## Work order
Leave every image out, and return the rest of the data word for word.

## Input data
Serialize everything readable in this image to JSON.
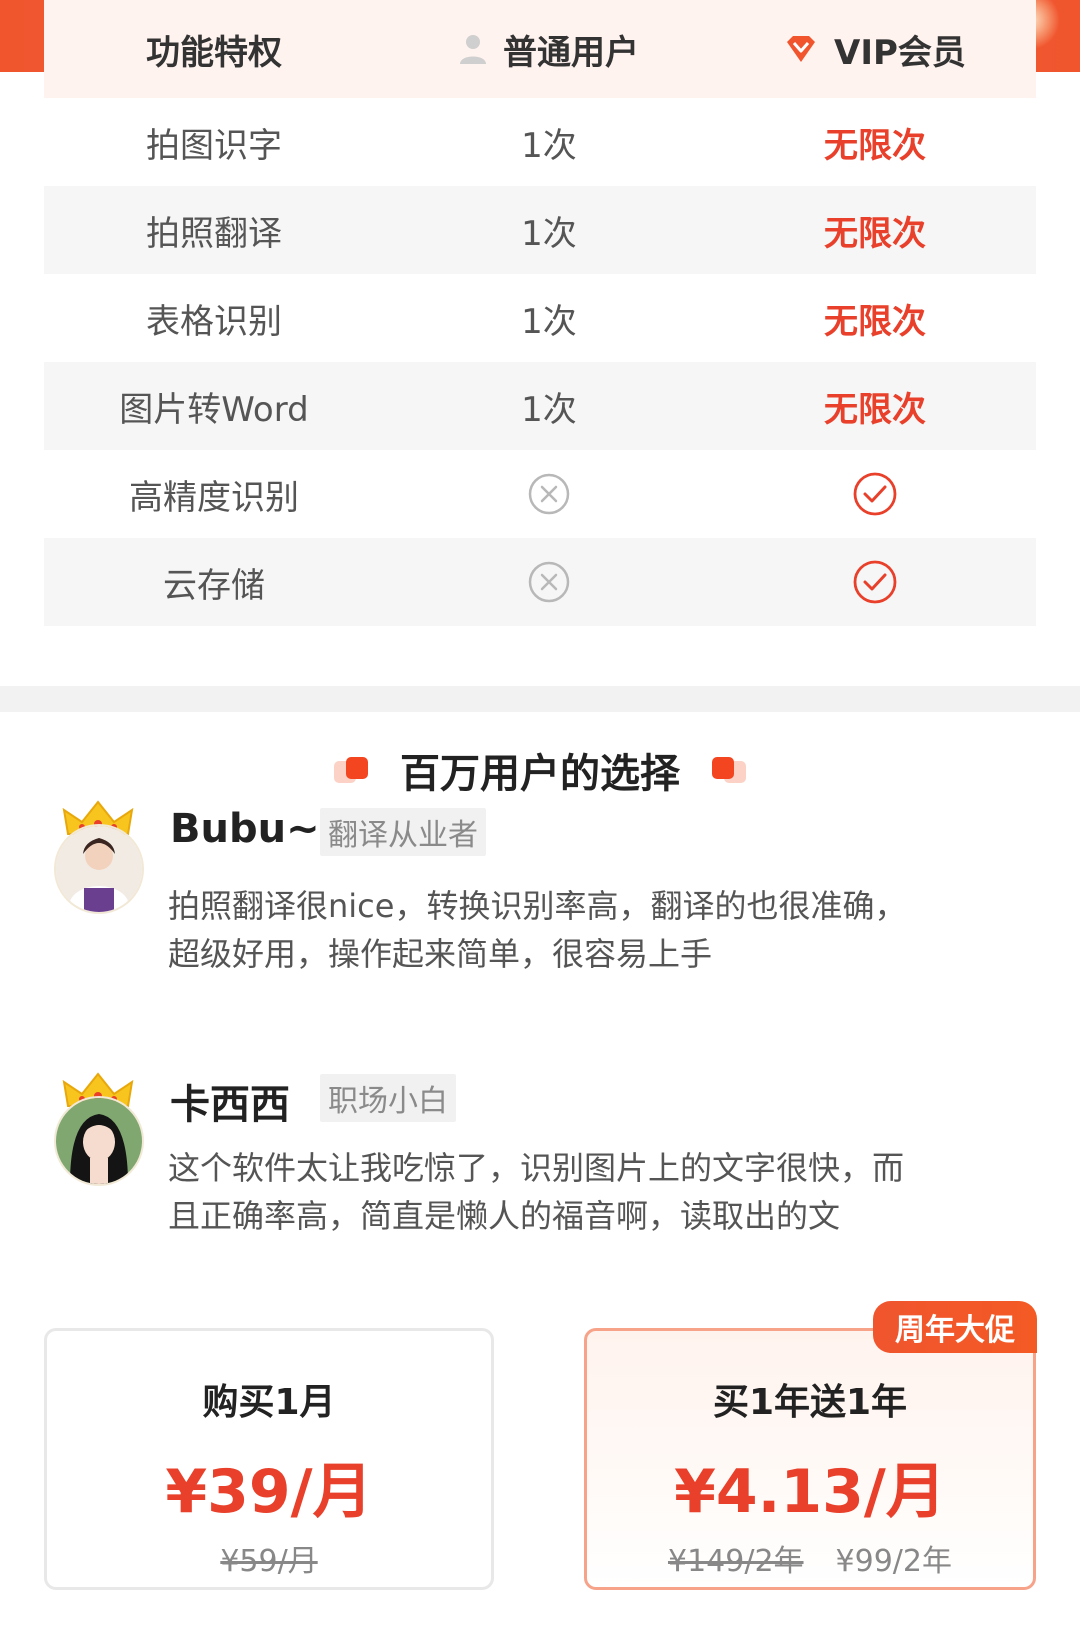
{
  "comparison": {
    "headers": {
      "feature": "功能特权",
      "normal": "普通用户",
      "vip": "VIP会员"
    },
    "rows": [
      {
        "feature": "拍图识字",
        "normal": "1次",
        "vip": "无限次"
      },
      {
        "feature": "拍照翻译",
        "normal": "1次",
        "vip": "无限次"
      },
      {
        "feature": "表格识别",
        "normal": "1次",
        "vip": "无限次"
      },
      {
        "feature": "图片转Word",
        "normal": "1次",
        "vip": "无限次"
      },
      {
        "feature": "高精度识别",
        "normal_icon": "cross-circle-icon",
        "vip_icon": "check-circle-icon"
      },
      {
        "feature": "云存储",
        "normal_icon": "cross-circle-icon",
        "vip_icon": "check-circle-icon"
      }
    ]
  },
  "testimonials": {
    "title": "百万用户的选择",
    "items": [
      {
        "name": "Bubu~",
        "tag": "翻译从业者",
        "text": "拍照翻译很nice，转换识别率高，翻译的也很准确，超级好用，操作起来简单，很容易上手"
      },
      {
        "name": "卡西西",
        "tag": "职场小白",
        "text": "这个软件太让我吃惊了，识别图片上的文字很快，而且正确率高，简直是懒人的福音啊，读取出的文"
      }
    ]
  },
  "plans": [
    {
      "name": "购买1月",
      "price": "¥39/月",
      "original": "¥59/月"
    },
    {
      "name": "买1年送1年",
      "price": "¥4.13/月",
      "original": "¥149/2年",
      "current_total": "¥99/2年",
      "badge": "周年大促"
    }
  ],
  "colors": {
    "accent": "#e8402a",
    "header_bg": "#fff3ef",
    "stripe": "#f6f6f6"
  }
}
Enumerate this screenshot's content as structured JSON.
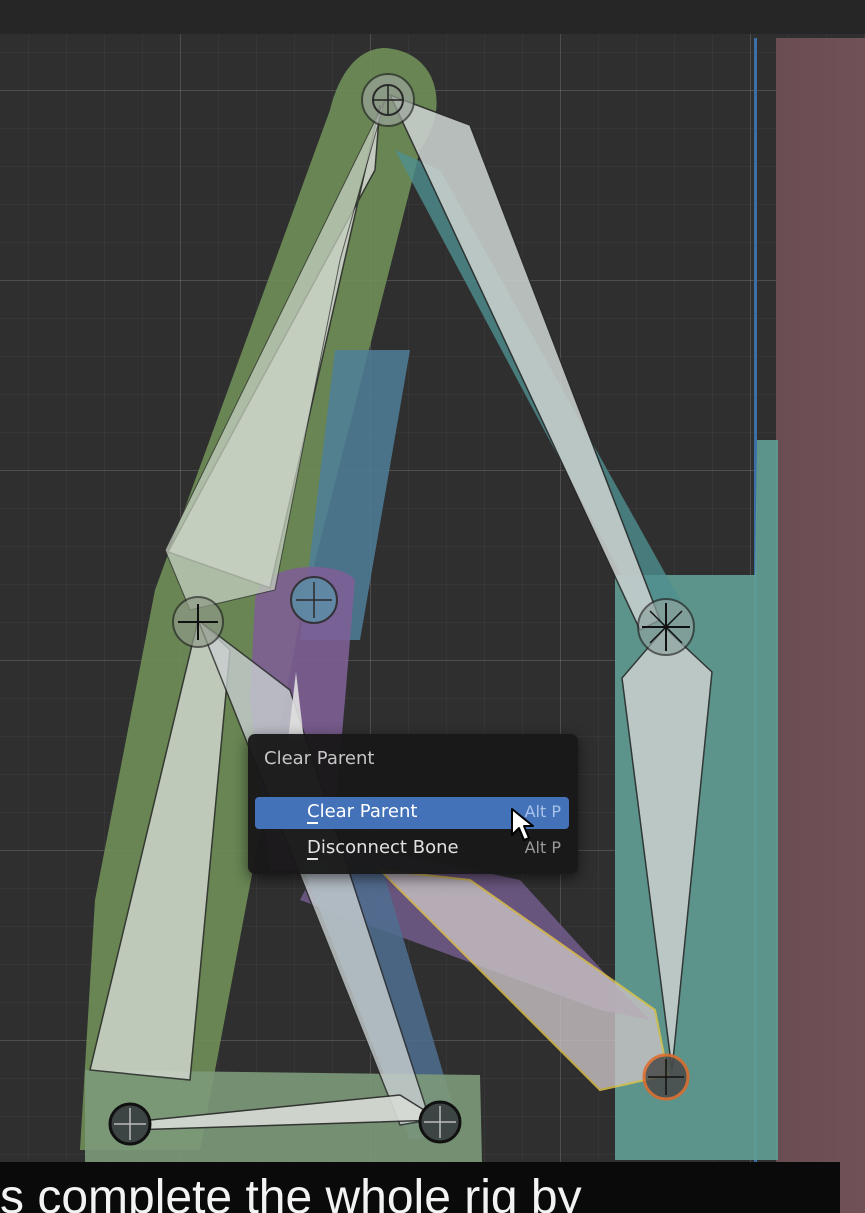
{
  "viewport": {
    "accent_color": "#4472b8",
    "selected_bone_color": "#e6c84a",
    "active_joint_color": "#e06a2a"
  },
  "context_menu": {
    "title": "Clear Parent",
    "items": [
      {
        "label": "Clear Parent",
        "shortcut": "Alt P",
        "highlighted": true
      },
      {
        "label": "Disconnect Bone",
        "shortcut": "Alt P",
        "highlighted": false
      }
    ]
  },
  "subtitle": {
    "text": "s complete the whole rig by"
  }
}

## Task result
Serialize everything readable in this image to JSON.
{
  "comparison": {
    "headers": {
      "feature": "功能特权",
      "normal": "普通用户",
      "vip": "VIP会员"
    },
    "rows": [
      {
        "feature": "拍图识字",
        "normal": "1次",
        "vip": "无限次"
      },
      {
        "feature": "拍照翻译",
        "normal": "1次",
        "vip": "无限次"
      },
      {
        "feature": "表格识别",
        "normal": "1次",
        "vip": "无限次"
      },
      {
        "feature": "图片转Word",
        "normal": "1次",
        "vip": "无限次"
      },
      {
        "feature": "高精度识别",
        "normal_icon": "cross-circle-icon",
        "vip_icon": "check-circle-icon"
      },
      {
        "feature": "云存储",
        "normal_icon": "cross-circle-icon",
        "vip_icon": "check-circle-icon"
      }
    ]
  },
  "testimonials": {
    "title": "百万用户的选择",
    "items": [
      {
        "name": "Bubu~",
        "tag": "翻译从业者",
        "text": "拍照翻译很nice，转换识别率高，翻译的也很准确，超级好用，操作起来简单，很容易上手"
      },
      {
        "name": "卡西西",
        "tag": "职场小白",
        "text": "这个软件太让我吃惊了，识别图片上的文字很快，而且正确率高，简直是懒人的福音啊，读取出的文"
      }
    ]
  },
  "plans": [
    {
      "name": "购买1月",
      "price": "¥39/月",
      "original": "¥59/月"
    },
    {
      "name": "买1年送1年",
      "price": "¥4.13/月",
      "original": "¥149/2年",
      "current_total": "¥99/2年",
      "badge": "周年大促"
    }
  ],
  "colors": {
    "accent": "#e8402a",
    "header_bg": "#fff3ef",
    "stripe": "#f6f6f6"
  }
}
Enumerate this screenshot's content as structured JSON.
{
  "viewport": {
    "accent_color": "#4472b8",
    "selected_bone_color": "#e6c84a",
    "active_joint_color": "#e06a2a"
  },
  "context_menu": {
    "title": "Clear Parent",
    "items": [
      {
        "label": "Clear Parent",
        "shortcut": "Alt P",
        "highlighted": true
      },
      {
        "label": "Disconnect Bone",
        "shortcut": "Alt P",
        "highlighted": false
      }
    ]
  },
  "subtitle": {
    "text": "s complete the whole rig by"
  }
}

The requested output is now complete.